It was the kind of game on which the Titans have built their dominance over the Jaguars. The Titans out-rushed the Jaguars, 133-54. The Titans nearly doubled the Jaguars in time of possession, 39:14 to 20:46. The Titans won the turnover battle, three to one.
Rookie quarterback Byron Leftwich suffered through his worst performance of his four-start career. Leftwich was 15 of 28 for 158 yards, one touchdown, three interceptions and a 42.6 passer rating.
One of his interceptions was the result of Titans cornerback Andre Dyson muscling the ball out of Jimmy Smith's hands, and that led to a touchdown that staked the Titans to a 17-3 lead in the second quarter. Del Rio challenged the play but lost.
Leftwich's second interception, in the third quarter, was the result of being sandwiched by Jevon Kearse and Kevin Carter. The ball was knocked out of Leftwich's right hand and into the hands of defensive lineman Robaire Smith, who returned it 43 yards to the Jaguars seven-yard line. Three plays later, George scored from the one and the Titans had a 27-10 lead.
The Jaguars quarterback's final interception toss was the result of a desperation end zone heave into heavy coverage. It was the kind of pass expected of a rookie.
"It wasn't enough to win," Del Rio said when asked to describe Leftwich's performance.
David Garrard replaced Leftwich at mop-up time and directed the Jaguars 86 yards in 12 plays, finding rookie tight end George Wrighster for a five-yard touchdown pass. Del Rio said, "I wanted to give David a chance."
Del Rio also said he wasn't looking for positives to take from the game. "I'm thinking about correcting the negatives," he said, and the negatives are clearly reflected by the final stats.

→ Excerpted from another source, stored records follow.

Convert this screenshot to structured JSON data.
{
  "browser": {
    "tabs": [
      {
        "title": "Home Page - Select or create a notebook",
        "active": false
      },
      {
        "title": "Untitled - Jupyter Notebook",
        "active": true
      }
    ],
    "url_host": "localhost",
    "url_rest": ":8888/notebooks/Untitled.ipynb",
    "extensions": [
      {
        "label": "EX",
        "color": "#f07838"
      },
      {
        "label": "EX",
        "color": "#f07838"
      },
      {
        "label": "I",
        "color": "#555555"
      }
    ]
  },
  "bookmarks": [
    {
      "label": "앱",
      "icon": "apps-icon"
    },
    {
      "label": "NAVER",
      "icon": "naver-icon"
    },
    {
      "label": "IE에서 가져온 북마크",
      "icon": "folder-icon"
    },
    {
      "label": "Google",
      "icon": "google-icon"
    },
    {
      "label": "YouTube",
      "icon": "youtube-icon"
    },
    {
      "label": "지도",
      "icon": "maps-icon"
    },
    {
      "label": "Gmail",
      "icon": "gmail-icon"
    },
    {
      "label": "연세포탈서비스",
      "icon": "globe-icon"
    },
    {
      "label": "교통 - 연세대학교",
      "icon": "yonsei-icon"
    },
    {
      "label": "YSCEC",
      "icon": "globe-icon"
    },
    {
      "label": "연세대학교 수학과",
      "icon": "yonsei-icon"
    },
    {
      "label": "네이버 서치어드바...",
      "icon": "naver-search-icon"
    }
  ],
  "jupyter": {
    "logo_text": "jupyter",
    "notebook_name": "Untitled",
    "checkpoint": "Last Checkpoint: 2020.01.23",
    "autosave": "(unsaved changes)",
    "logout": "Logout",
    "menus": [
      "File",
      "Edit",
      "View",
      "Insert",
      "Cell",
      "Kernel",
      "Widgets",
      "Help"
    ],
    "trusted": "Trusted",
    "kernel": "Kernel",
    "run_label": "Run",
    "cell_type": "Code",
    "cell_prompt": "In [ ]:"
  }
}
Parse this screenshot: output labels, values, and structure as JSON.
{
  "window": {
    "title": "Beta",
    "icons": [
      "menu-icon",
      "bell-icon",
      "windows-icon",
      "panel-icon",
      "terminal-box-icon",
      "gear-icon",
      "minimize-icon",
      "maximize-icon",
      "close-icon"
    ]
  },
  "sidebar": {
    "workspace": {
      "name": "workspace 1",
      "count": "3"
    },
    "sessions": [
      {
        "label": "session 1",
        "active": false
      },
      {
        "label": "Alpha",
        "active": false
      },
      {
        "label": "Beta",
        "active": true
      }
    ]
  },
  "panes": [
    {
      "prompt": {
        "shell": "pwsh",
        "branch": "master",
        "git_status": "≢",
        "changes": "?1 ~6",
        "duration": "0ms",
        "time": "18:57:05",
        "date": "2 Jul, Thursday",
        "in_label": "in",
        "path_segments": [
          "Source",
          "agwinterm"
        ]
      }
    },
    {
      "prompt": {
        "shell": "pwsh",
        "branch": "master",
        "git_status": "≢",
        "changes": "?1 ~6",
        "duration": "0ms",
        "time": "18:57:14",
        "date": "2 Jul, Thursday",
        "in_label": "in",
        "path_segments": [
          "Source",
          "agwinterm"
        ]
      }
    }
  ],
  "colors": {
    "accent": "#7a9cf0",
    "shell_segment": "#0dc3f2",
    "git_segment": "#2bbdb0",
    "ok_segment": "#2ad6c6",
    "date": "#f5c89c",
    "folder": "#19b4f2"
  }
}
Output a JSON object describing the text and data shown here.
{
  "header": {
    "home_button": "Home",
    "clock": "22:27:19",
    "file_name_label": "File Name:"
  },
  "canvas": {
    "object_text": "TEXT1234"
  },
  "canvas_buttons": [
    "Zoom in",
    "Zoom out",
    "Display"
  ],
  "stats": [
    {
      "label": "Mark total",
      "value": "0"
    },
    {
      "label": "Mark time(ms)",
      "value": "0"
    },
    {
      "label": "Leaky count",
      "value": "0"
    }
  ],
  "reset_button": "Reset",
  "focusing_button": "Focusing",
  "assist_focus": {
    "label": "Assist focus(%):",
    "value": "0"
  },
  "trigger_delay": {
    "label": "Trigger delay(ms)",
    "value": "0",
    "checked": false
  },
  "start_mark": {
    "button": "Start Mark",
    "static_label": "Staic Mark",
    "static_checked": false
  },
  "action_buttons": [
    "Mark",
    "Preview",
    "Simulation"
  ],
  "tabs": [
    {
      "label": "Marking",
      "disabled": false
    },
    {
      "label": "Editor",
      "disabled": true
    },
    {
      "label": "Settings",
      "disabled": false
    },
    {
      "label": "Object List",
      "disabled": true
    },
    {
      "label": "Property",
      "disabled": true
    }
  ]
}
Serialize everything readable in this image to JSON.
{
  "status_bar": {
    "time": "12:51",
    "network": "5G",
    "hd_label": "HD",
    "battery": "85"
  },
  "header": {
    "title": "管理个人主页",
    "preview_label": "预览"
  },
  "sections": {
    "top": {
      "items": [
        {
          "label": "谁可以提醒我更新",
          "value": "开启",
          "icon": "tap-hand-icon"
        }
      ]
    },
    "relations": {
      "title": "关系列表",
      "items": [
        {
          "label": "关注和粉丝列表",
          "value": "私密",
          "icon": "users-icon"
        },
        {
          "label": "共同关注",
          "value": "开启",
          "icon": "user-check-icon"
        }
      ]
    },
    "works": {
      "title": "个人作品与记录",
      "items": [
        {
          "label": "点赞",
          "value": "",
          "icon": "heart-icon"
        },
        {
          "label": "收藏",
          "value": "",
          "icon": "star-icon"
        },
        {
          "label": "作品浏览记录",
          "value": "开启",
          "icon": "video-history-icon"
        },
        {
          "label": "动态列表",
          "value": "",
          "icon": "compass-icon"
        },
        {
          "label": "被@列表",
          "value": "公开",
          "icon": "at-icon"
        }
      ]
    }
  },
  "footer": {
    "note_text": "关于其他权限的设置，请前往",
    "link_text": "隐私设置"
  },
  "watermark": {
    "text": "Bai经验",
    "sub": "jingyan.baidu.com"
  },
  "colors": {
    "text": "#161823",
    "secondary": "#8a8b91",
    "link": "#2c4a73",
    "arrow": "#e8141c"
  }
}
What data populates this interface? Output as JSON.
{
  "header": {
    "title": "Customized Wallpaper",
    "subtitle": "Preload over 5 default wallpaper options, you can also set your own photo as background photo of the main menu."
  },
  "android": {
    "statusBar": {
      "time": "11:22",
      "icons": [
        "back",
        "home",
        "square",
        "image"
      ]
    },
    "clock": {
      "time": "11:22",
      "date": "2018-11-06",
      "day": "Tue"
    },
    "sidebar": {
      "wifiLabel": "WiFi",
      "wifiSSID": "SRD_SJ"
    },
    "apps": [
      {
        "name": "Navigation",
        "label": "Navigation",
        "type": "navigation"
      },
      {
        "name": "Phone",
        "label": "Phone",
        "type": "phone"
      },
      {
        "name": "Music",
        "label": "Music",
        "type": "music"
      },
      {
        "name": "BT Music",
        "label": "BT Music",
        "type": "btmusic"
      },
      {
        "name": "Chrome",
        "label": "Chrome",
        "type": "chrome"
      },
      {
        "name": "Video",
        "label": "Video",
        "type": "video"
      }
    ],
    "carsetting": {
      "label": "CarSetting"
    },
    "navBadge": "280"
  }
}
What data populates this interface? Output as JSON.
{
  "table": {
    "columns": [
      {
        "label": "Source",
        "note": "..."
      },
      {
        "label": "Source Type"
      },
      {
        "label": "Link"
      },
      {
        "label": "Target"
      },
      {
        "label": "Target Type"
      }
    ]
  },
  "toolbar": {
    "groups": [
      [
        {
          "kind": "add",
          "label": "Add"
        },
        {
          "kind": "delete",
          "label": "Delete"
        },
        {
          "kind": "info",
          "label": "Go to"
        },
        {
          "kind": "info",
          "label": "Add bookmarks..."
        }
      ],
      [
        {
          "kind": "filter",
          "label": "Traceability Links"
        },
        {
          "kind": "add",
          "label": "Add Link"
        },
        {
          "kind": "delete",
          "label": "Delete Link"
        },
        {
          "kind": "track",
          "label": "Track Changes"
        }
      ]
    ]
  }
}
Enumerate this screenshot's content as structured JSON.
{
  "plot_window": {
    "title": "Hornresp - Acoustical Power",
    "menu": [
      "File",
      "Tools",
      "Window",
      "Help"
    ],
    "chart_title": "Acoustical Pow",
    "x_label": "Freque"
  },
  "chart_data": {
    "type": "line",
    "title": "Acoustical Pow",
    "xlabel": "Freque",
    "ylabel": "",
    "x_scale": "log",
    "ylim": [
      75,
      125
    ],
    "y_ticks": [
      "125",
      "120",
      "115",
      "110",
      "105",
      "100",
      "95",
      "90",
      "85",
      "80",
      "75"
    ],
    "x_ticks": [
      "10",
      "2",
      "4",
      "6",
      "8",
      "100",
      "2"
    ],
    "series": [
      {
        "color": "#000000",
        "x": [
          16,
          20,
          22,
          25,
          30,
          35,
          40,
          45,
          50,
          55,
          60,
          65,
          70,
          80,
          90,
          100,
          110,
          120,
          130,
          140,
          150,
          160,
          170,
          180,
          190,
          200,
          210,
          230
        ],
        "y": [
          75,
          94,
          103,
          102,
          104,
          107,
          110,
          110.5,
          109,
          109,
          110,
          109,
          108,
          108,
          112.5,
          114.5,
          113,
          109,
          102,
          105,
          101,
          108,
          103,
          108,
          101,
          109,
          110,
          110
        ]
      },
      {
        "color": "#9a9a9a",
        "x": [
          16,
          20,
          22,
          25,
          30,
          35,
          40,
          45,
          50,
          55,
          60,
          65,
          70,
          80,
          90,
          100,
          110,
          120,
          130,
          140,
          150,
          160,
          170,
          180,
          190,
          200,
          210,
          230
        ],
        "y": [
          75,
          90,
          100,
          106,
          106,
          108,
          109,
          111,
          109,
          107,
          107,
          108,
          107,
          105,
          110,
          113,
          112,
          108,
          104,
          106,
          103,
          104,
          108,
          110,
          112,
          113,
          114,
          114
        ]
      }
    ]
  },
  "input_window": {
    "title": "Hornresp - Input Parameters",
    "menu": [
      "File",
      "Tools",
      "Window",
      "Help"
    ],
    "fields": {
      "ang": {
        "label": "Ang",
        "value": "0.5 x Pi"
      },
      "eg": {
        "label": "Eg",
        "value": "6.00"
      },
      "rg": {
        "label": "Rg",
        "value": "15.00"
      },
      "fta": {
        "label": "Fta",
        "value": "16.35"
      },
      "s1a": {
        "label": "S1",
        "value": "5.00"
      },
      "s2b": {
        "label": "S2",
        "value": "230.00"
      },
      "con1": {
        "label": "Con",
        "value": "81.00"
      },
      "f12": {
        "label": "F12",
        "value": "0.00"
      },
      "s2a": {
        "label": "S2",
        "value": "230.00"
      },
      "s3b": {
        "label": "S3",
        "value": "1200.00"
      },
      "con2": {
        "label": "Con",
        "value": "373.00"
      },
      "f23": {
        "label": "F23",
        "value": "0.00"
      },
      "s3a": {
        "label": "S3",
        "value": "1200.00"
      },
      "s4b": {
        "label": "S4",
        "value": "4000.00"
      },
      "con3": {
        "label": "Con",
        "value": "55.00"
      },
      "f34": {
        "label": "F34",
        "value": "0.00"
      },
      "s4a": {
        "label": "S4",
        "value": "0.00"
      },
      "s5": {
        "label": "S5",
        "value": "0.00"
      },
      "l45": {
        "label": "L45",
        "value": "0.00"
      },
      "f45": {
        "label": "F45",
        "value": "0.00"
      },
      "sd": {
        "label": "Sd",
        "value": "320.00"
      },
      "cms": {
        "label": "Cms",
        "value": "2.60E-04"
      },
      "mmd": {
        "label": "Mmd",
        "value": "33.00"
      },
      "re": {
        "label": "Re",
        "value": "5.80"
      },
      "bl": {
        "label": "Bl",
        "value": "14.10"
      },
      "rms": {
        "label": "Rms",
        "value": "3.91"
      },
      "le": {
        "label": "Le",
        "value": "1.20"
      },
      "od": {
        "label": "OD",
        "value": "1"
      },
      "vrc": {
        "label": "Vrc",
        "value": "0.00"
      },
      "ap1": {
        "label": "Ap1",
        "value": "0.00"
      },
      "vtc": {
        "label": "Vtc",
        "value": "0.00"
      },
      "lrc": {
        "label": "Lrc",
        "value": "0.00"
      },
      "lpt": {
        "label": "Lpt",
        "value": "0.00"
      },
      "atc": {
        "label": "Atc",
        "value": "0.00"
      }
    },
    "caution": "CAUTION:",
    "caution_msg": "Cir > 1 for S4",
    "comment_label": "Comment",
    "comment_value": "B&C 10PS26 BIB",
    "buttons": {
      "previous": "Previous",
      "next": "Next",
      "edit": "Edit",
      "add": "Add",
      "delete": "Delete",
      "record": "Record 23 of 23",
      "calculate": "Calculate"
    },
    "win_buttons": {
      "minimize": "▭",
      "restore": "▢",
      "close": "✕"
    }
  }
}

Fred Taylor carried the ball only nine times, as the Titans' early lead forced the Jaguars out of the ball-control gameplan they wanted to execute. That has become the Titans' trademark strategy this season. They have repeatedly taken early leads and forced their opponents to abandon the run.
"This game, regardless of who is playing and who is coaching, is obviously determined by turnovers and I think that was difference in the ballgame. It was a game where we needed contributions from all three phases: offense, defense and special teams. We got that. To our surprise, we ran the ball more effectively than we thought," Titans coach Jeff Fisher said.
Del Rio had established his three keys to victory as: no turnovers, no explosive plays by the Titans, and special teams allowing no big returns and no fakes. "We did that on special teams. Special teams played well today. But we turned the ball over and we allowed explosives," Del Rio said.
It also hurt the Jaguars' effort that Stroud was twice flagged for roughing the passer. The first time occurred in the second quarter, as McNair threw incomplete on third-and-goal at the Jaguars seven-yard line. That penalty offset a grounding call and allowed the Titans another shot on third down, which McNair turned into a touchdown pass to rookie wide receiver Tyrone Calico.
Del Rio said he didn't agree with the penalty against Stroud, who had engaged McNair before he had released the pass. He was flagged for flinging McNair to the ground. Stroud's second such penalty, in the second half, was blatant.
"To come off the bye week and play like this, it's not good," Taylor said.
That would definitely qualify as an understatement. The Jaguars fell to 1-6 and have now lost eight of their last 10 games against the Titans, who are 6-2 and a half game behind the Indianapolis Colts in the AFC South race.
Making matters worse for the Jaguars, they are in a stretch of schedule that will send them to AFC North-leading Baltimore, then face the Colts at Alltel Stadium before going to Nashville to face the Titans again. The Jaguars need to turn the clock forward and do it soon.